Brucellosis is a zoonotic disease caused by Brucella species that is transmitted from animals to humans. Brucella in dogs is classified as a sexually transmitted disease. The genus Brucella are Gram-negative, facultative intracellular pathogens.

The number of species in this genus gradually increased with the discovery of strains from wild animals such as amphibians and fish. The four main pathogenic Brucella species causing disease in humans are Brucella abortus (cattle, buffalo), Brucella melitensis (goats, sheep, camels), Brucella suis (pigs), and Brucella canis (dogs).

Worldwide, more than 500,000 new cases of brucellosis are diagnosed annually. Dogs come into frequent contact with humans and can be infected with Brucella. B. canis can be transmitted to humans by infected dogs or their secretions. Unlike other Brucella species, symptoms of B. canis infection are absent or mild. In dogs, B. canis can cause abortion, testicular atrophy, infertility, and lymphadenitis. The infection route is mainly through direct contact with the fetus, placenta, fetal fluids and/or vaginal discharge after abortions. In some cases, endocarditis or meningitis may develop. Of the other Brucella species, B. abortus and B. melitensis are more pathogenic for humans. Thus, human Brucella infection from dogs remains a problem, especially as the number of dogs used as pets is increasing significantly.

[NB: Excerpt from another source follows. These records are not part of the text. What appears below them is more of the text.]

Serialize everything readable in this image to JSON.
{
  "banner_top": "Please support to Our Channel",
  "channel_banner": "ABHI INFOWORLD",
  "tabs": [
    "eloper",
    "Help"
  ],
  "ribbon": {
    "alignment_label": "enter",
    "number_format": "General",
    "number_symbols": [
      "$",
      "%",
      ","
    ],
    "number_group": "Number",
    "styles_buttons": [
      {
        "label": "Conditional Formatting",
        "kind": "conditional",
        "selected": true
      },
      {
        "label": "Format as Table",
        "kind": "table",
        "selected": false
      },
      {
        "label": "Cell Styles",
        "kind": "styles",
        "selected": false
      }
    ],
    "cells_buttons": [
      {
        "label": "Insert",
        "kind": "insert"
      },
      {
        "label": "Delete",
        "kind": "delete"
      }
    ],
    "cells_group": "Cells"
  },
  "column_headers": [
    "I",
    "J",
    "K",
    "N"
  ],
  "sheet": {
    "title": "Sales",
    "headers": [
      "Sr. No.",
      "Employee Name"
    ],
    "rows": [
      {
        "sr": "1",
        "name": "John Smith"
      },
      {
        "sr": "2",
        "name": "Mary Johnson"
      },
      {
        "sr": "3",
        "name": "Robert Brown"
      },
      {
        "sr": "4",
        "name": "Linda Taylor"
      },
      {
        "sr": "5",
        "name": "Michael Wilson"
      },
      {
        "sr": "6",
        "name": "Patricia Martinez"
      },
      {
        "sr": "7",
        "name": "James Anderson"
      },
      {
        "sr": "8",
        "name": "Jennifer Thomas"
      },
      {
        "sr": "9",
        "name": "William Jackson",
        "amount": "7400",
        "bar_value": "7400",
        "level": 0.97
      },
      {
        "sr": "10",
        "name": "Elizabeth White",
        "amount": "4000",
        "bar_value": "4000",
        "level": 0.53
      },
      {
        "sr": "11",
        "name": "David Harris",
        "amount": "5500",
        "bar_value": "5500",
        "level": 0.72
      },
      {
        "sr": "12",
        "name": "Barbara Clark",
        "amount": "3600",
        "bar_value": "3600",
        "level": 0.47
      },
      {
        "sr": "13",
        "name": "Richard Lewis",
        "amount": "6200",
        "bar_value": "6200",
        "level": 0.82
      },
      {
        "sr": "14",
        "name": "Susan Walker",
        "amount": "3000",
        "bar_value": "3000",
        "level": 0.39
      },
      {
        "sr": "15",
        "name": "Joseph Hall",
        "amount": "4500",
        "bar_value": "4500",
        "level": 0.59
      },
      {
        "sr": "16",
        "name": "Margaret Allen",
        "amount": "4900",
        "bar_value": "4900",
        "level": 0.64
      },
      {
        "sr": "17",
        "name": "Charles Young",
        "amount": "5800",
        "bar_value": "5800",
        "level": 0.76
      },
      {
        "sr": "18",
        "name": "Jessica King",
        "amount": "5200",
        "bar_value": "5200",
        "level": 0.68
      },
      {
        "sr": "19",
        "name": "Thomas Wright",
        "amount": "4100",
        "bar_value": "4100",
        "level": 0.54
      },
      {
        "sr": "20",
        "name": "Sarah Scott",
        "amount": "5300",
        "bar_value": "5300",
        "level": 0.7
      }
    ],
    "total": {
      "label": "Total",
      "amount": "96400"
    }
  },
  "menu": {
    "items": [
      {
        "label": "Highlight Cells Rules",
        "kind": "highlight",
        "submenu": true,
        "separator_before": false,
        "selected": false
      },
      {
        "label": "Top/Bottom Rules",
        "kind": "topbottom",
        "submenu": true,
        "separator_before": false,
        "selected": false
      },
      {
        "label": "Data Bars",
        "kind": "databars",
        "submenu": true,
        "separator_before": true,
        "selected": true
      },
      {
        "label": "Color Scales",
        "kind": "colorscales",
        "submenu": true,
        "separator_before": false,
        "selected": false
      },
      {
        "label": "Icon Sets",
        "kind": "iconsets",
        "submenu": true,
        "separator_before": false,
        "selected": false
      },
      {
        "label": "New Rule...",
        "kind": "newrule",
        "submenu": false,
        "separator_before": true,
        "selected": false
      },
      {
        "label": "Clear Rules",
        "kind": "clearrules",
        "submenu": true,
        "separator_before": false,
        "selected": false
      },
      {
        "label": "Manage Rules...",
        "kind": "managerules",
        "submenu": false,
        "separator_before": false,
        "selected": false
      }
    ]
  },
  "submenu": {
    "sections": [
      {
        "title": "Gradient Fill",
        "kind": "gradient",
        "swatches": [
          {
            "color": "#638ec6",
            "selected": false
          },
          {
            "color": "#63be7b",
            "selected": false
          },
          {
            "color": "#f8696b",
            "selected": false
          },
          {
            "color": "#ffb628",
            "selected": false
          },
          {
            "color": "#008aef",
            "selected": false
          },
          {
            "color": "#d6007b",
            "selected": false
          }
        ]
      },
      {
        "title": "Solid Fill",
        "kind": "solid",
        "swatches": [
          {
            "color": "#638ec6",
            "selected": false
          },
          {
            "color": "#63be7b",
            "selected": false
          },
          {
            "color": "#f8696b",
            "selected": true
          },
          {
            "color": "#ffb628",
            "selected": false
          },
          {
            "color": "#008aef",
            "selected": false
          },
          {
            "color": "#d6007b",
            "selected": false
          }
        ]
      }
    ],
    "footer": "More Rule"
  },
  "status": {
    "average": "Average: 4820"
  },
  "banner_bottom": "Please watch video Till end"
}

Molecular detection by PCR, which offers a high degree of sensitivity and specificity, is the preferred method and is much faster than culture methods..


Clinical signs

No symptoms

Symptoms can vary depending on where the bacteria is found. These are some of the signs you may notice in your dog:

Infection/inflammation of the bladder, urinary tract, vagina, uterus, placenta, inflammation of the epididymis (epididymitis), inflammation of the testicles (orchitis), inflammation of the prostate



Stillborn fetuses



Some individuals may develop non-specific clinical signs such as lethargy, poor coat, generalized lymphadenopathy and fever


Contact with sick dogs – direct contact with the fetus, placenta, fetal fluids, vaginal discharge after abortion

Mating with infected dogs


We are using for detection quantitative PCR system.



urogenital swabs